It’s about bloody time.
Shareholders of major public companies, I understand,
are finally questioning, and protesting, the excessive pay packages of their
I write as a resolute defender of reward for high
commercial achievement. But clearly
executive compensation has become completely detached from executive
performance. It has become detached
For months I’ve been wondering with growing
incredulity why shareholders have been so quiet on the subject, especially
those who own stakes in firms that have signally failed, quarter after dismal quarter,
year after disappointing year, to deliver decent results.
The banks of course are foremost among the floundering
enterprises determined beyond rationality to cling to their failing bosses. The shares of most have been flirting for a
decade with their all-time lows – depressed by consistently poor earnings,
blatantly terrible lending policies, willfully irresponsible management and, in
many cases, absurdly expensive acquisitions.
Senior managers carried on regardless, gorging greedily on inflated
salaries and fantastic bonuses, blind to their own shortcomings, or shamelessly
denying of them, in either event secure in the knowledge that shareholders
would be equally myopic or complacent than they were.
The banks aren’t alone. The shareholders of Trinity Mirror Newspapers
have forced their chief executive, Sly Bailey, out of her job. Ms. Bailey last year enjoyed an annual package
of £1.7 million, having presided over a decline in the company’s share price of
90 per cent. You read that right:
ninety, not nineteen.
For so long unwilling to ‘rock the boat’, shareholders
are at last gathering below decks to engage in mutinous talk. Mind you, most crews are still pretty reluctant
mutineers: far from resorting to setting the captain and his officers adrift in
a skiff, most merely hand in petitions pleading for moderation.
How moderation is defined for Bob Diamond, CEO of
Barclays Bank, is a tricky issue. Since Bob
takes home an almost unconscionable £26 million a year, what would represent a
Yes, I know Britain has to pay competitive

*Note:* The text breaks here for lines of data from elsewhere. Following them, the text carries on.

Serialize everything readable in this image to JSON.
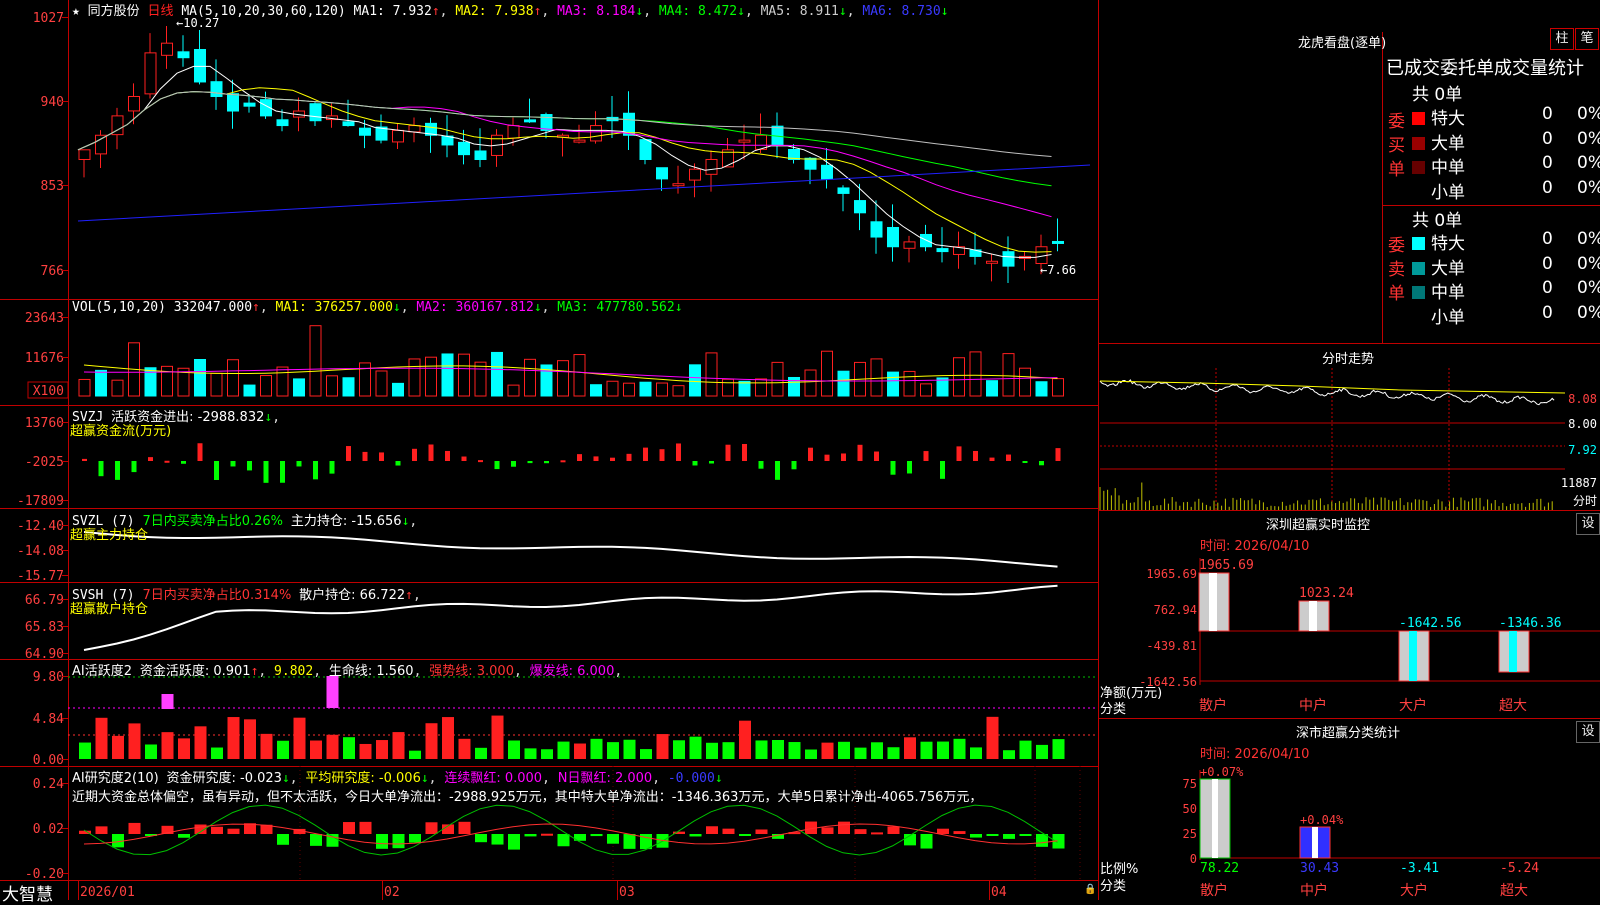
{
  "app": {
    "brand": "大智慧",
    "stock_name": "同方股份",
    "period_label": "日线"
  },
  "kline": {
    "ma_label": "MA(5,10,20,30,60,120)",
    "ma1": "MA1: 7.932",
    "ma2": "MA2: 7.938",
    "ma3": "MA3: 8.184",
    "ma4": "MA4: 8.472",
    "ma5": "MA5: 8.911",
    "ma6": "MA6: 8.730",
    "y_ticks": [
      "1027",
      "940",
      "853",
      "766"
    ],
    "high_mark": "10.27",
    "low_mark": "7.66"
  },
  "vol": {
    "label": "VOL(5,10,20)",
    "value": "332047.000",
    "ma1": "MA1: 376257.000",
    "ma2": "MA2: 360167.812",
    "ma3": "MA3: 477780.562",
    "y_ticks": [
      "23643",
      "11676",
      "X100"
    ]
  },
  "svzj": {
    "label": "SVZJ",
    "title": "活跃资金进出: -2988.832",
    "subtitle": "超赢资金流(万元)",
    "y_ticks": [
      "13760",
      "-2025",
      "-17809"
    ]
  },
  "svzl": {
    "label": "SVZL (7)",
    "ratio": "7日内买卖净占比0.26%",
    "hold": "主力持仓: -15.656",
    "subtitle": "超赢主力持仓",
    "y_ticks": [
      "-12.40",
      "-14.08",
      "-15.77"
    ]
  },
  "svsh": {
    "label": "SVSH (7)",
    "ratio": "7日内买卖净占比0.314%",
    "hold": "散户持仓: 66.722",
    "subtitle": "超赢散户持仓",
    "y_ticks": [
      "66.79",
      "65.83",
      "64.90"
    ]
  },
  "ai1": {
    "label": "AI活跃度2",
    "active": "资金活跃度: 0.901",
    "v2": "9.802",
    "life": "生命线: 1.560",
    "strong": "强势线: 3.000",
    "burst": "爆发线: 6.000",
    "y_ticks": [
      "9.80",
      "4.84",
      "0.00"
    ]
  },
  "ai2": {
    "label": "AI研究度2(10)",
    "research": "资金研究度: -0.023",
    "avg": "平均研究度: -0.006",
    "red": "连续飘红: 0.000",
    "nred": "N日飘红: 2.000",
    "last": "-0.000",
    "y_ticks": [
      "0.24",
      "0.02",
      "-0.20"
    ],
    "comment": "近期大资金总体偏空，虽有异动，但不太活跃，今日大单净流出：-2988.925万元，其中特大单净流出：-1346.363万元，大单5日累计净出-4065.756万元，"
  },
  "x_axis": [
    "2026/01",
    "02",
    "03",
    "04"
  ],
  "right": {
    "dragon_title": "龙虎看盘(逐单)",
    "btn_bar": "柱",
    "btn_pen": "笔",
    "tabs_title": "已成交委托单成交量统计",
    "buy_label": "委买单",
    "sell_label": "委卖单",
    "buy_total": "共 0单",
    "sell_total": "共 0单",
    "rows_buy": [
      {
        "name": "特大",
        "val": "0",
        "pct": "0%",
        "color": "#ff0000"
      },
      {
        "name": "大单",
        "val": "0",
        "pct": "0%",
        "color": "#990000"
      },
      {
        "name": "中单",
        "val": "0",
        "pct": "0%",
        "color": "#660000"
      },
      {
        "name": "小单",
        "val": "0",
        "pct": "0%",
        "color": "#000000"
      }
    ],
    "rows_sell": [
      {
        "name": "特大",
        "val": "0",
        "pct": "0%",
        "color": "#00ffff"
      },
      {
        "name": "大单",
        "val": "0",
        "pct": "0%",
        "color": "#009999"
      },
      {
        "name": "中单",
        "val": "0",
        "pct": "0%",
        "color": "#007777"
      },
      {
        "name": "小单",
        "val": "0",
        "pct": "0%",
        "color": "#000000"
      }
    ],
    "intraday_title": "分时走势",
    "intraday_ticks": [
      "8.08",
      "8.00",
      "7.92"
    ],
    "intraday_vol": "11887",
    "intraday_vol_unit": "分时",
    "sz_monitor_title": "深圳超赢实时监控",
    "sz_monitor_set": "设",
    "sz_time": "时间: 2026/04/10",
    "sz_ticks": [
      "1965.69",
      "762.94",
      "-439.81",
      "-1642.56"
    ],
    "sz_unit": "净额(万元)",
    "sz_cat_label": "分类",
    "sz_categories": [
      "散户",
      "中户",
      "大户",
      "超大"
    ],
    "sz_values": [
      "1965.69",
      "1023.24",
      "-1642.56",
      "-1346.36"
    ],
    "class_title": "深市超赢分类统计",
    "class_set": "设",
    "class_time": "时间: 2026/04/10",
    "class_ticks": [
      "75",
      "50",
      "25",
      "0"
    ],
    "class_unit": "比例%",
    "class_cat_label": "分类",
    "class_categories": [
      "散户",
      "中户",
      "大户",
      "超大"
    ],
    "class_values": [
      "78.22",
      "30.43",
      "-3.41",
      "-5.24"
    ],
    "class_tops": [
      "+0.07%",
      "+0.04%"
    ]
  },
  "colors": {
    "up": "#ff2020",
    "down": "#00ffff",
    "ma1": "#ffffff",
    "ma2": "#ffff00",
    "ma3": "#ff00ff",
    "ma4": "#00ff00",
    "ma5": "#c0c0c0",
    "ma6": "#2020ff",
    "grid": "#c00000"
  }
}
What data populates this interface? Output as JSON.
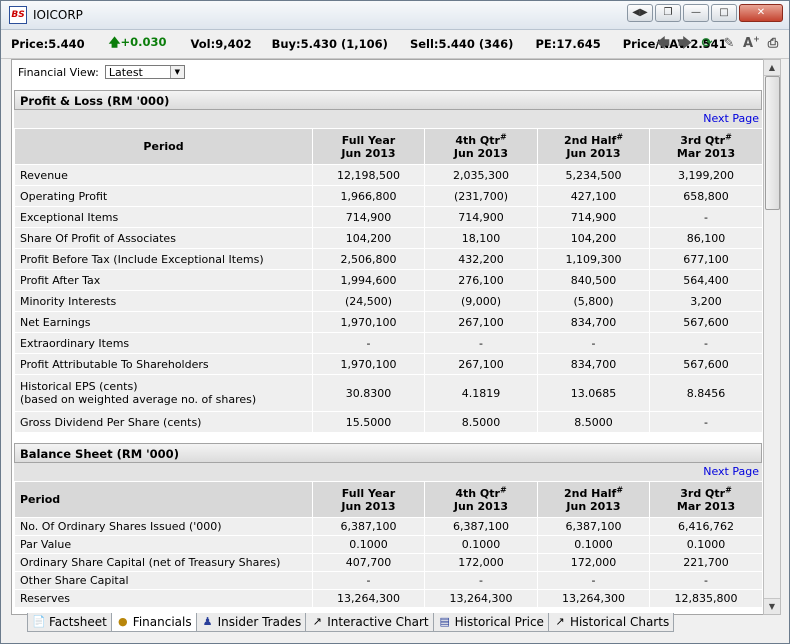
{
  "window": {
    "title": "IOICORP",
    "logo": "BS"
  },
  "quote": {
    "price_label": "Price:",
    "price": "5.440",
    "change": "+0.030",
    "vol_label": "Vol:",
    "vol": "9,402",
    "buy_label": "Buy:",
    "buy": "5.430 (1,106)",
    "sell_label": "Sell:",
    "sell": "5.440 (346)",
    "pe_label": "PE:",
    "pe": "17.645",
    "nav_label": "Price/NAV:",
    "nav": "2.541"
  },
  "financial_view": {
    "label": "Financial View:",
    "selected": "Latest"
  },
  "pl": {
    "title": "Profit & Loss (RM '000)",
    "next_page": "Next Page",
    "period_label": "Period",
    "columns": [
      {
        "l1": "Full Year",
        "sup": "",
        "l2": "Jun 2013"
      },
      {
        "l1": "4th Qtr",
        "sup": "#",
        "l2": "Jun 2013"
      },
      {
        "l1": "2nd Half",
        "sup": "#",
        "l2": "Jun 2013"
      },
      {
        "l1": "3rd Qtr",
        "sup": "#",
        "l2": "Mar 2013"
      }
    ],
    "rows": [
      {
        "label": "Revenue",
        "values": [
          "12,198,500",
          "2,035,300",
          "5,234,500",
          "3,199,200"
        ]
      },
      {
        "label": "Operating Profit",
        "values": [
          "1,966,800",
          "(231,700)",
          "427,100",
          "658,800"
        ]
      },
      {
        "label": "Exceptional Items",
        "values": [
          "714,900",
          "714,900",
          "714,900",
          "-"
        ]
      },
      {
        "label": "Share Of Profit of Associates",
        "values": [
          "104,200",
          "18,100",
          "104,200",
          "86,100"
        ]
      },
      {
        "label": "Profit Before Tax (Include Exceptional Items)",
        "values": [
          "2,506,800",
          "432,200",
          "1,109,300",
          "677,100"
        ]
      },
      {
        "label": "Profit After Tax",
        "values": [
          "1,994,600",
          "276,100",
          "840,500",
          "564,400"
        ]
      },
      {
        "label": "Minority Interests",
        "values": [
          "(24,500)",
          "(9,000)",
          "(5,800)",
          "3,200"
        ]
      },
      {
        "label": "Net Earnings",
        "values": [
          "1,970,100",
          "267,100",
          "834,700",
          "567,600"
        ]
      },
      {
        "label": "Extraordinary Items",
        "values": [
          "-",
          "-",
          "-",
          "-"
        ]
      },
      {
        "label": "Profit Attributable To Shareholders",
        "values": [
          "1,970,100",
          "267,100",
          "834,700",
          "567,600"
        ]
      }
    ],
    "eps": {
      "label1": "Historical EPS (cents)",
      "label2": "(based on weighted average no. of shares)",
      "values": [
        "30.8300",
        "4.1819",
        "13.0685",
        "8.8456"
      ]
    },
    "dividend": {
      "label": "Gross Dividend Per Share (cents)",
      "values": [
        "15.5000",
        "8.5000",
        "8.5000",
        "-"
      ]
    }
  },
  "bs": {
    "title": "Balance Sheet (RM '000)",
    "next_page": "Next Page",
    "period_label": "Period",
    "rows": [
      {
        "label": "No. Of Ordinary Shares Issued ('000)",
        "values": [
          "6,387,100",
          "6,387,100",
          "6,387,100",
          "6,416,762"
        ]
      },
      {
        "label": "Par Value",
        "values": [
          "0.1000",
          "0.1000",
          "0.1000",
          "0.1000"
        ]
      },
      {
        "label": "Ordinary Share Capital (net of Treasury Shares)",
        "values": [
          "407,700",
          "172,000",
          "172,000",
          "221,700"
        ]
      },
      {
        "label": "Other Share Capital",
        "values": [
          "-",
          "-",
          "-",
          "-"
        ]
      },
      {
        "label": "Reserves",
        "values": [
          "13,264,300",
          "13,264,300",
          "13,264,300",
          "12,835,800"
        ]
      }
    ]
  },
  "tabs": [
    {
      "label": "Factsheet",
      "icon": "document-icon"
    },
    {
      "label": "Financials",
      "icon": "coins-icon"
    },
    {
      "label": "Insider Trades",
      "icon": "person-icon"
    },
    {
      "label": "Interactive Chart",
      "icon": "line-chart-icon"
    },
    {
      "label": "Historical Price",
      "icon": "price-list-icon"
    },
    {
      "label": "Historical Charts",
      "icon": "history-chart-icon"
    }
  ]
}
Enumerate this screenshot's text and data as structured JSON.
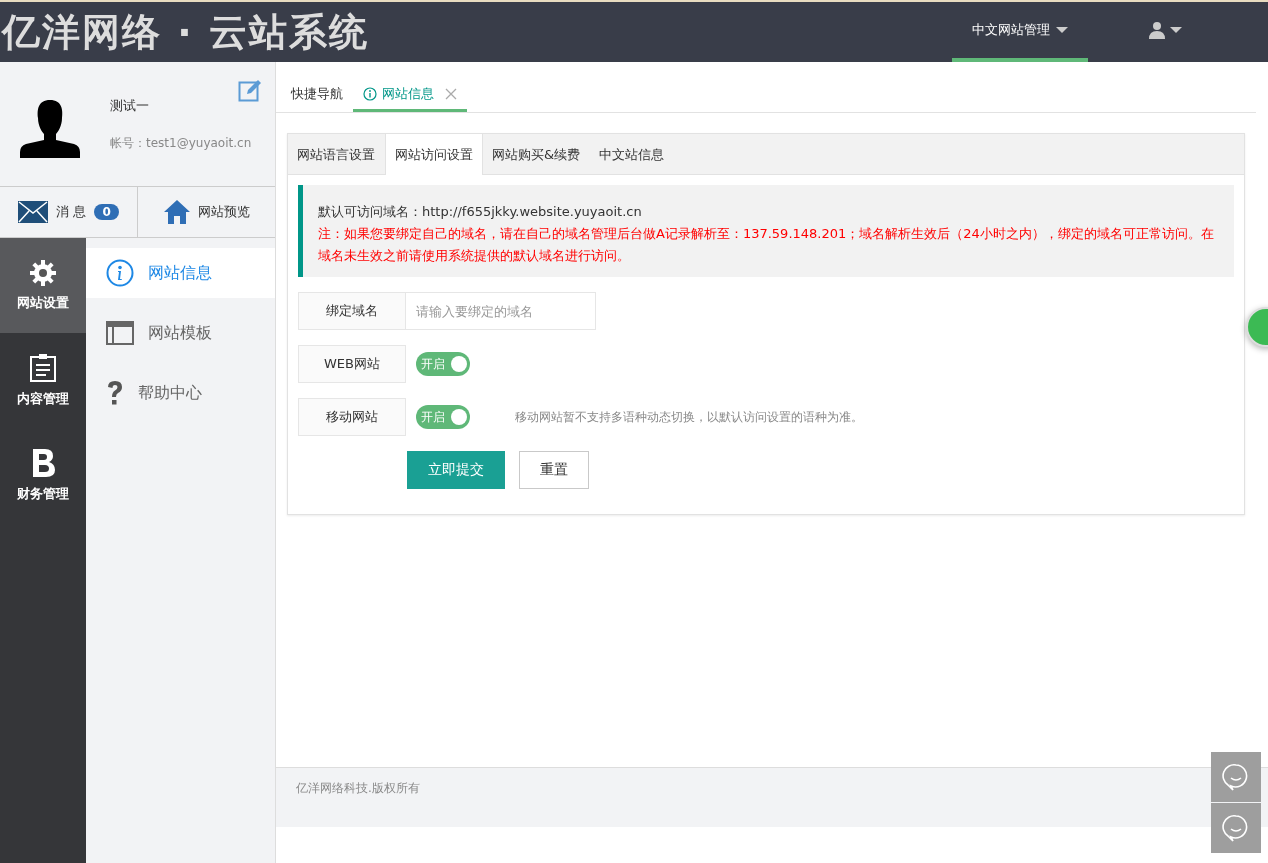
{
  "header": {
    "logo": "亿洋网络 · 云站系统",
    "menu": [
      {
        "label": "中文网站管理",
        "selected": true
      }
    ]
  },
  "profile": {
    "name": "测试一",
    "account": "帐号：test1@yuyaoit.cn"
  },
  "quick_links": [
    {
      "kind": "messages",
      "label": "消 息",
      "badge": "0"
    },
    {
      "kind": "preview",
      "label": "网站预览"
    }
  ],
  "nav": [
    {
      "kind": "gear",
      "label": "网站设置",
      "selected": true
    },
    {
      "kind": "clipboard",
      "label": "内容管理",
      "selected": false
    },
    {
      "kind": "letter",
      "label": "财务管理",
      "selected": false
    }
  ],
  "subnav": [
    {
      "kind": "info",
      "label": "网站信息",
      "selected": true
    },
    {
      "kind": "window",
      "label": "网站模板",
      "selected": false
    },
    {
      "kind": "help",
      "label": "帮助中心",
      "selected": false
    }
  ],
  "page_tabs": [
    {
      "label": "快捷导航",
      "selected": false,
      "closable": false
    },
    {
      "label": "网站信息",
      "selected": true,
      "closable": true
    }
  ],
  "card_tabs": [
    {
      "label": "网站语言设置",
      "selected": false
    },
    {
      "label": "网站访问设置",
      "selected": true
    },
    {
      "label": "网站购买&续费",
      "selected": false
    },
    {
      "label": "中文站信息",
      "selected": false
    }
  ],
  "notice": {
    "domain": "默认可访问域名：http://f655jkky.website.yuyaoit.cn",
    "warning": "注：如果您要绑定自己的域名，请在自己的域名管理后台做A记录解析至：137.59.148.201；域名解析生效后（24小时之内），绑定的域名可正常访问。在域名未生效之前请使用系统提供的默认域名进行访问。"
  },
  "domain_field": {
    "label": "绑定域名",
    "placeholder": "请输入要绑定的域名"
  },
  "toggles": [
    {
      "label": "WEB网站",
      "on": true,
      "state_text": "开启"
    },
    {
      "label": "移动网站",
      "on": true,
      "state_text": "开启",
      "hint": "移动网站暂不支持多语种动态切换，以默认访问设置的语种为准。"
    }
  ],
  "buttons": [
    {
      "kind": "primary",
      "label": "立即提交"
    },
    {
      "kind": "secondary",
      "label": "重置"
    }
  ],
  "footer": "亿洋网络科技.版权所有"
}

salaries to attract talent, but the talent we’ve attracted hasn’t been terribly
impressive – merely terrible.
Time for some of them to walk the plank, I say.